For 3D STL import best practice is to have the geometry preprocessed into separate boundaries and subdomains (by splitting the boundaries into solid sections and subdomains into files). It is also recommended that all facet edges are simply connected without overlaps. If the import process fails, try using CAD format repair in a dedicated external software prior to import. Correct and incorrect facet configurations is illustrated in the image below.
Examples utilizing CAD geometry import functionality are available as the Structural Mechanics > Deformation of a Spanner, and Multiphysics > Resistive Heating in a Tungsten Filament in the Model Examples and Tutorials menu. Manual command line interface CLI usage is also possible directly with the impexp_stl function allowing for fine tuning of import parameters. The mesh_analyze function can also be used manually to fine tune the detection of surface and boundary features.
The following functions can be used on the command line to programmatically generate and modify objects and geometries.
Function  Desription 

copy_geometry_object  Create copy of geometry object 
geom_add_gobj  Add geometry object to geom or fea struct 
geom_analyze  Analyze and decompose geometry 
geom_apply_formula  Apply formula to geometry objects 
geom_apply_transformation  Apply transformation to geometry objects 
geom2geo  Export geom struct to Gmsh GEO file 
geomcfg  Set geometry engine and configuration parameters 
geomtool  GEOMTool geometry kernel system call helper 
geo2geom  Import Gmsh GEO file to geom struct 
gobj_block  Create a 3D block 
gobj_circle  Create a circle in 2D 
gobj_cone  Create a (truncated) cone in 3D 
gobj_cylinder  Create a cylinder in 3D 
gobj_ellipse  Create an ellipse in 2D 
gobj_ellipsoid  Create an ellipsoid in 3D 
gobj_grid  Create a geometry object from grid 
gobj_line  Create a 1D line 
gobj_naca  Create a NACA 4series wing profile 
gobj_point  Create a point 
gobj_polygon  Create a 2D polygon 
gobj_polyhedron  Create a 3D polyhedron 
gobj_rectangle  Create a 2D rectangle 
gobj_sphere  Create a 3D sphere 
gobj_torus  Create a 3D torus 
impexp_cad  BREP/IGES/STEP CAD geometry import and export 
impexp_obj  OBJ CAD geometry import and export 

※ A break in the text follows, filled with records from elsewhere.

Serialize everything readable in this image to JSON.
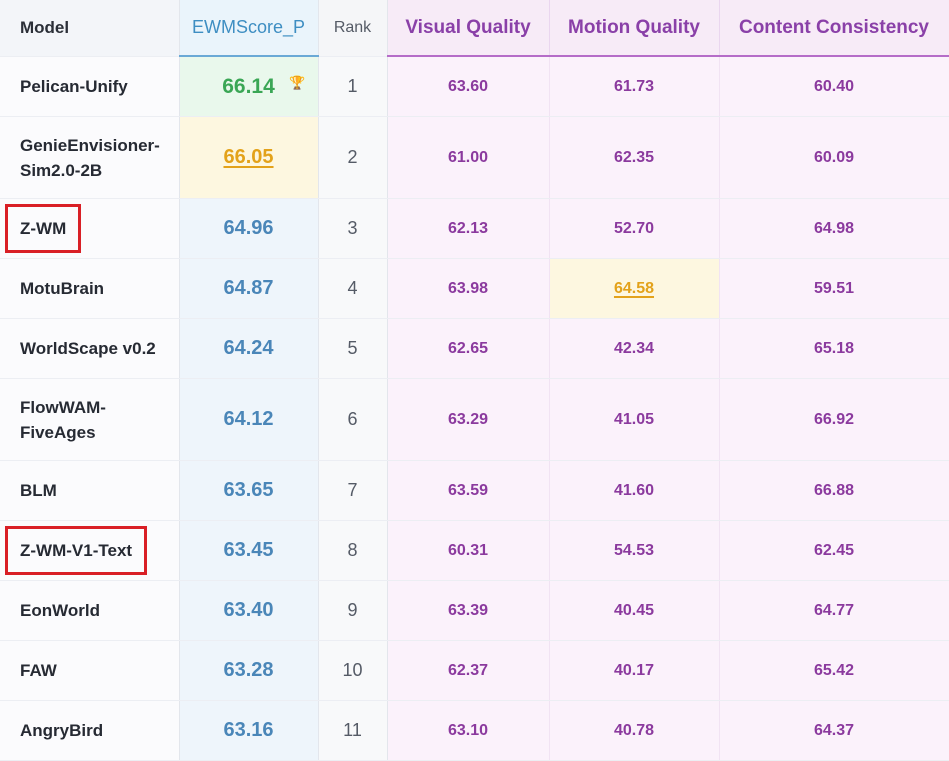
{
  "headers": {
    "model": "Model",
    "ewmscore": "EWMScore_P",
    "rank": "Rank",
    "visual": "Visual Quality",
    "motion": "Motion Quality",
    "content": "Content Consistency"
  },
  "rows": [
    {
      "model": "Pelican-Unify",
      "ewmscore": "66.14",
      "rank": "1",
      "visual": "63.60",
      "motion": "61.73",
      "content": "60.40"
    },
    {
      "model": "GenieEnvisioner-Sim2.0-2B",
      "ewmscore": "66.05",
      "rank": "2",
      "visual": "61.00",
      "motion": "62.35",
      "content": "60.09"
    },
    {
      "model": "Z-WM",
      "ewmscore": "64.96",
      "rank": "3",
      "visual": "62.13",
      "motion": "52.70",
      "content": "64.98"
    },
    {
      "model": "MotuBrain",
      "ewmscore": "64.87",
      "rank": "4",
      "visual": "63.98",
      "motion": "64.58",
      "content": "59.51"
    },
    {
      "model": "WorldScape v0.2",
      "ewmscore": "64.24",
      "rank": "5",
      "visual": "62.65",
      "motion": "42.34",
      "content": "65.18"
    },
    {
      "model": "FlowWAM-FiveAges",
      "ewmscore": "64.12",
      "rank": "6",
      "visual": "63.29",
      "motion": "41.05",
      "content": "66.92"
    },
    {
      "model": "BLM",
      "ewmscore": "63.65",
      "rank": "7",
      "visual": "63.59",
      "motion": "41.60",
      "content": "66.88"
    },
    {
      "model": "Z-WM-V1-Text",
      "ewmscore": "63.45",
      "rank": "8",
      "visual": "60.31",
      "motion": "54.53",
      "content": "62.45"
    },
    {
      "model": "EonWorld",
      "ewmscore": "63.40",
      "rank": "9",
      "visual": "63.39",
      "motion": "40.45",
      "content": "64.77"
    },
    {
      "model": "FAW",
      "ewmscore": "63.28",
      "rank": "10",
      "visual": "62.37",
      "motion": "40.17",
      "content": "65.42"
    },
    {
      "model": "AngryBird",
      "ewmscore": "63.16",
      "rank": "11",
      "visual": "63.10",
      "motion": "40.78",
      "content": "64.37"
    }
  ],
  "icons": {
    "top_score": "trophy-icon"
  },
  "colors": {
    "highlight_box": "#d91f26",
    "best_score": "#3aa655",
    "second_best": "#e3a21a",
    "score_blue": "#4a86b8",
    "metric_purple": "#8b3a9e"
  }
}
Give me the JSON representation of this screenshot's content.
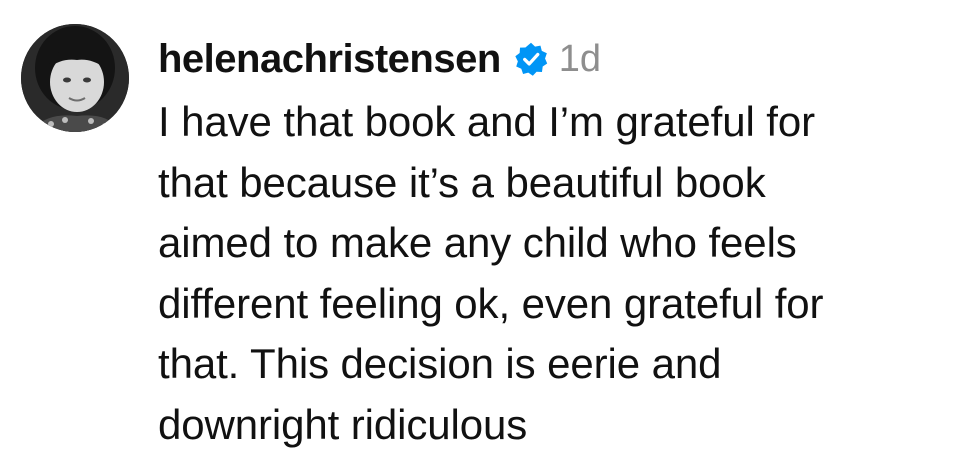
{
  "comment": {
    "username": "helenachristensen",
    "verified_icon": "verified-badge-icon",
    "timestamp": "1d",
    "text": "I have that book and I’m grateful for\nthat because it’s a beautiful book\naimed to make any child who feels\ndifferent feeling ok, even grateful for\nthat. This decision is eerie and\ndownright ridiculous",
    "avatar": "avatar-photo"
  },
  "colors": {
    "verified_blue": "#0095f6",
    "timestamp_gray": "#8e8e8e",
    "text": "#111111"
  }
}
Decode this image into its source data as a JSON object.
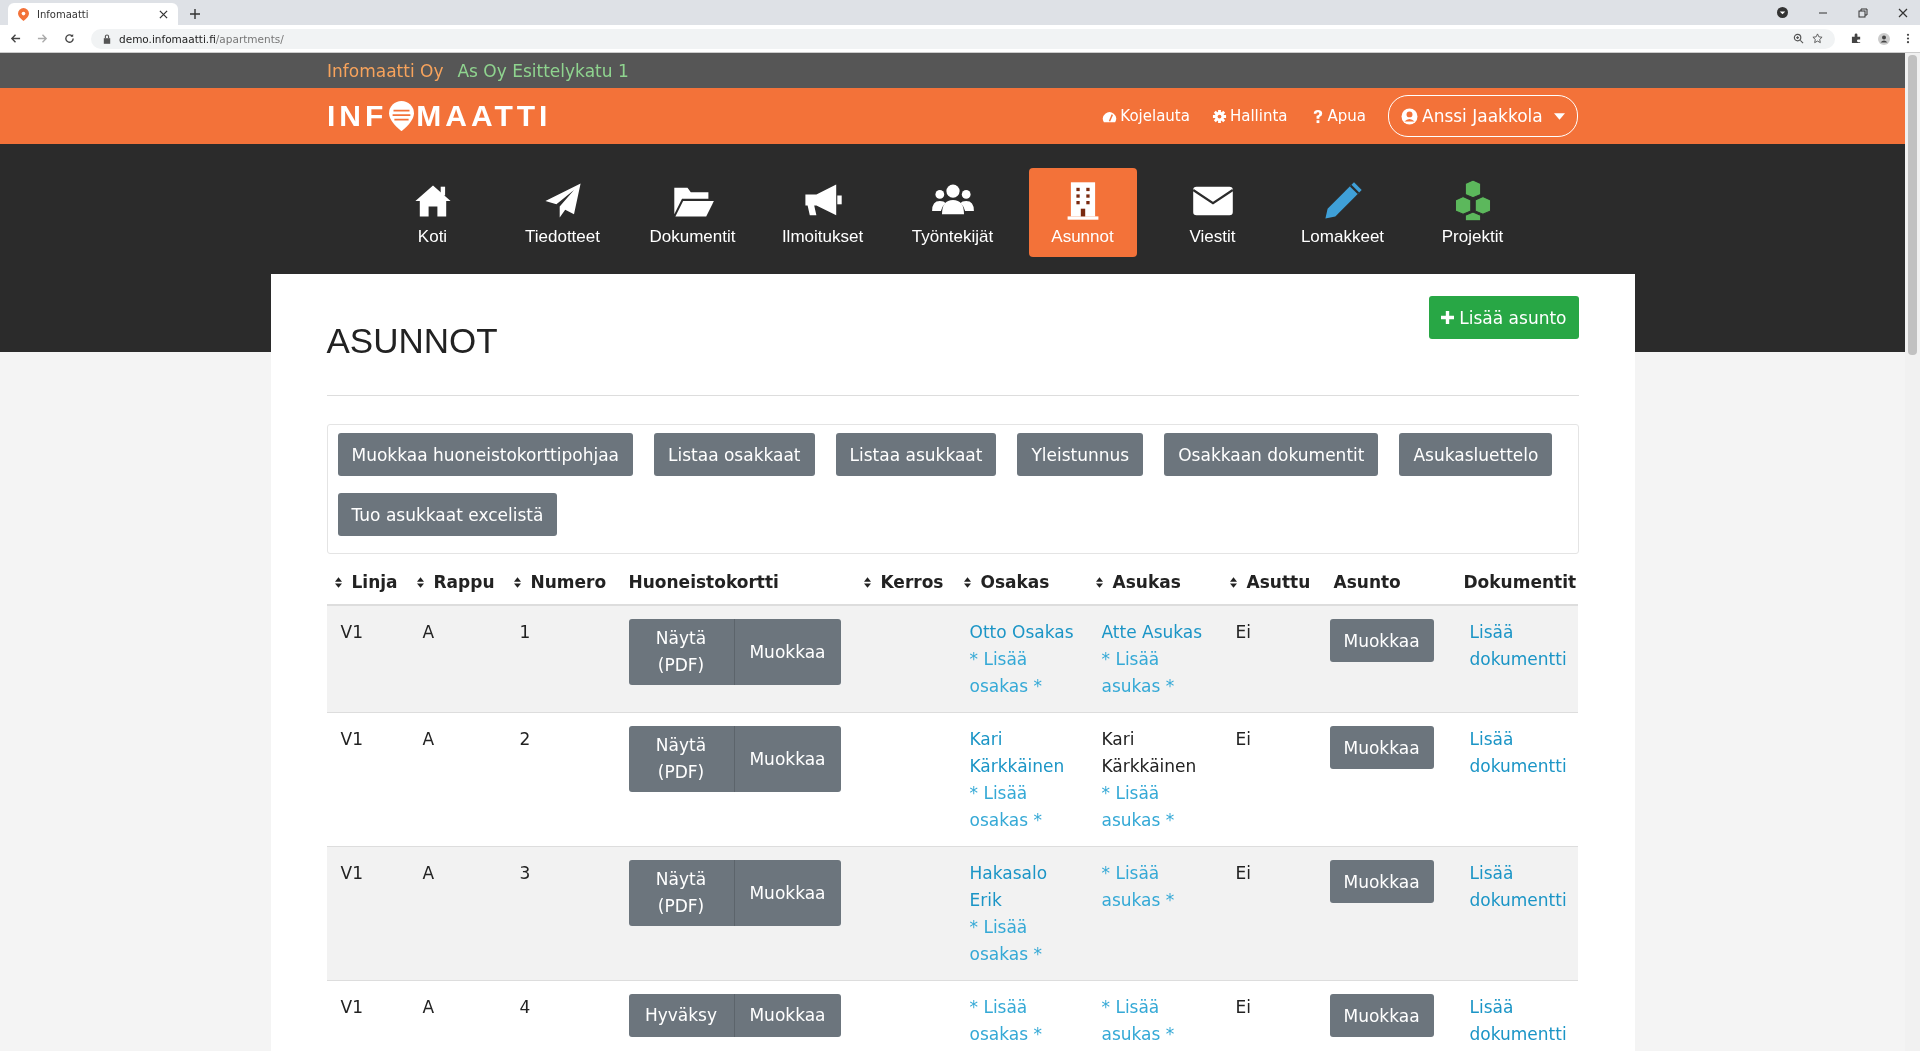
{
  "browser": {
    "tab_title": "Infomaatti",
    "url_domain": "demo.infomaatti.fi",
    "url_path": "/apartments/"
  },
  "topbar": {
    "company": "Infomaatti Oy",
    "association": "As Oy Esittelykatu 1"
  },
  "header": {
    "logo_left": "INF",
    "logo_right": "MAATTI",
    "links": [
      {
        "label": "Kojelauta"
      },
      {
        "label": "Hallinta"
      },
      {
        "label": "Apua"
      }
    ],
    "user": "Anssi Jaakkola"
  },
  "nav": [
    {
      "label": "Koti",
      "selected": false
    },
    {
      "label": "Tiedotteet",
      "selected": false
    },
    {
      "label": "Dokumentit",
      "selected": false
    },
    {
      "label": "Ilmoitukset",
      "selected": false
    },
    {
      "label": "Työntekijät",
      "selected": false
    },
    {
      "label": "Asunnot",
      "selected": true
    },
    {
      "label": "Viestit",
      "selected": false
    },
    {
      "label": "Lomakkeet",
      "selected": false
    },
    {
      "label": "Projektit",
      "selected": false
    }
  ],
  "page": {
    "title": "ASUNNOT",
    "add_button": "Lisää asunto",
    "actions": [
      "Muokkaa huoneistokorttipohjaa",
      "Listaa osakkaat",
      "Listaa asukkaat",
      "Yleistunnus",
      "Osakkaan dokumentit",
      "Asukasluettelo",
      "Tuo asukkaat excelistä"
    ]
  },
  "table": {
    "columns": [
      {
        "label": "Linja",
        "sortable": true
      },
      {
        "label": "Rappu",
        "sortable": true
      },
      {
        "label": "Numero",
        "sortable": true
      },
      {
        "label": "Huoneistokortti",
        "sortable": false
      },
      {
        "label": "Kerros",
        "sortable": true
      },
      {
        "label": "Osakas",
        "sortable": true
      },
      {
        "label": "Asukas",
        "sortable": true
      },
      {
        "label": "Asuttu",
        "sortable": true
      },
      {
        "label": "Asunto",
        "sortable": false
      },
      {
        "label": "Dokumentit",
        "sortable": false
      }
    ],
    "rows": [
      {
        "linja": "V1",
        "rappu": "A",
        "numero": "1",
        "card_buttons": [
          "Näytä (PDF)",
          "Muokkaa"
        ],
        "osakas": "Otto Osakas",
        "osakas_add": "* Lisää osakas *",
        "asukas": "Atte Asukas",
        "asukas_linked": true,
        "asukas_add": "* Lisää asukas *",
        "asuttu": "Ei",
        "edit": "Muokkaa",
        "document": "Lisää dokumentti"
      },
      {
        "linja": "V1",
        "rappu": "A",
        "numero": "2",
        "card_buttons": [
          "Näytä (PDF)",
          "Muokkaa"
        ],
        "osakas": "Kari Kärkkäinen",
        "osakas_add": "* Lisää osakas *",
        "asukas": "Kari Kärkkäinen",
        "asukas_linked": false,
        "asukas_add": "* Lisää asukas *",
        "asuttu": "Ei",
        "edit": "Muokkaa",
        "document": "Lisää dokumentti"
      },
      {
        "linja": "V1",
        "rappu": "A",
        "numero": "3",
        "card_buttons": [
          "Näytä (PDF)",
          "Muokkaa"
        ],
        "osakas": "Hakasalo Erik",
        "osakas_add": "* Lisää osakas *",
        "asukas_add": "* Lisää asukas *",
        "asuttu": "Ei",
        "edit": "Muokkaa",
        "document": "Lisää dokumentti"
      },
      {
        "linja": "V1",
        "rappu": "A",
        "numero": "4",
        "card_buttons": [
          "Hyväksy",
          "Muokkaa"
        ],
        "osakas_add": "* Lisää osakas *",
        "asukas_add": "* Lisää asukas *",
        "asuttu": "Ei",
        "edit": "Muokkaa",
        "document": "Lisää dokumentti"
      }
    ]
  }
}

impexp_stl  STL CAD geometry import and export 
mesh_analyze  Surface mesh feature detection 
mesh_repair  Surface mesh repair 
plotgeom  Plot and visualize geometry